The crash of Sriwijaya Air flight SJ182 follows a troubled safety record at the airline, which has lost five Boeing 737s since 2008, amid broader corporate troubles.

While only the official investigation will reveal what caused the 737-500 (PK-CLC) to plunge into the Java sea four minutes after taking off from Jakarta, killing 62 passengers and crew, it is clear that Sriwijaya has had safety challenges over the years.

Sriwijaya Air 737-500 PK-CLC

Source: Wikimedia Commons

PK-CLC in December 2017. The aircraft formerly served with Continental Airlines, and is managed by GECAS

Prior to the most recent incident, the carrier wrote off 737s in 2008, 2011, 2012, and 2017, according to Cirium fleets data. Unlike SJ182, the other four losses occurred during landing.

Only one of the accidents, in August 2008, resulted in the loss of life, with one person killed and 14 injured. During this accident a Sriwijaya 737-200 (PK-CJG) suffered an overrun on a wet runway when landing at Jambi. The only death was a farmer on the ground.

An investigation revealed that the aircraft had suffered a hydraulic failure, but the crew conducted the landing without fully considering the technical ramifications, particularly for the aircraft’s brakes, spoilers, and thrust reversers.

The December 2011 loss involved a 737-300 (PK-CKM) that overran another wet runway, this time at Yogyakarta. The aircraft landed at high speed, failed to stop on the runway, and its undercarriage collapsed when it came to rest on soft ground. The overrun followed an unstable approach in which no checklists were used. Pilot fatigue was also deemed to be a factor in this accident.

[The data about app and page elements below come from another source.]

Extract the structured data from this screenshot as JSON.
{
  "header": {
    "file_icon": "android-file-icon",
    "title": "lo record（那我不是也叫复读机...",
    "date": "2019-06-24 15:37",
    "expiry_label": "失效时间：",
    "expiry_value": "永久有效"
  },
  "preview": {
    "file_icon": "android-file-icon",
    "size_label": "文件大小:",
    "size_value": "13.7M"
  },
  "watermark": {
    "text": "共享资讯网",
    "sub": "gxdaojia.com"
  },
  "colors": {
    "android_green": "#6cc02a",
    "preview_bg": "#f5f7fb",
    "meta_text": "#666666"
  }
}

Half a year later, in June 2012, a Sriwijaya 737-400 (PK-CJV) lost directional control shortly after landing in heavy rain at Pontianak. The aircraft veered onto soft ground, causing the nose undercarriage to collapse. The aircraft also suffered damage during recovery.

In May 2017 a 737-300 (PK-CJC) made a runway overrun in stormy conditions while landing at Manokwari after a service from Sorong.

Prior to SJ182 crash, the average age of the four lost 737s was 22.4 years, which could have contributed to the decision not to repair the aircraft for a return to service.

The carrier is listed as having 10 aircraft in service, all 737s, and 17 in storage. It also has an order for a pair of 737 Max 9s. Its sister carrier Nam Air has 11 737-500s, of which six are in service and five in storage, as well as five ATR 72-600s, of which three are in service and two in storage.

In early 2020 Indonesian media reports indicated that a half of Sriwijaya’s fleet was grounded owing to a lack of spare parts.

Apart from safety issues, the carrier has had a challenging time in the cutthroat world of Indonesia’s airline industry. During the late 2010s it was a victim of the price war waged between Indonesia’s two dominant carriers, Garuda Indonesia and Lion Air. One observer says that the airline’s “lack of scale” is a major handicap.

In 2018 Sriwijaya was on the verge of collapse, but in November 2018 it formed a deal whereby Garuda low-cost unit Citilink would manage its operations and finances. One objective of the effort was to look at ways to reduce Sriwijaya’s debt owed to Garuda. This deal fell apart in late 2019, however, over disagreements about the composition of Sriwijaya’s management team.

Months after the Garuda deal fell through, Indonesia’s air transport sector was hammered by the coronavirus pandemic.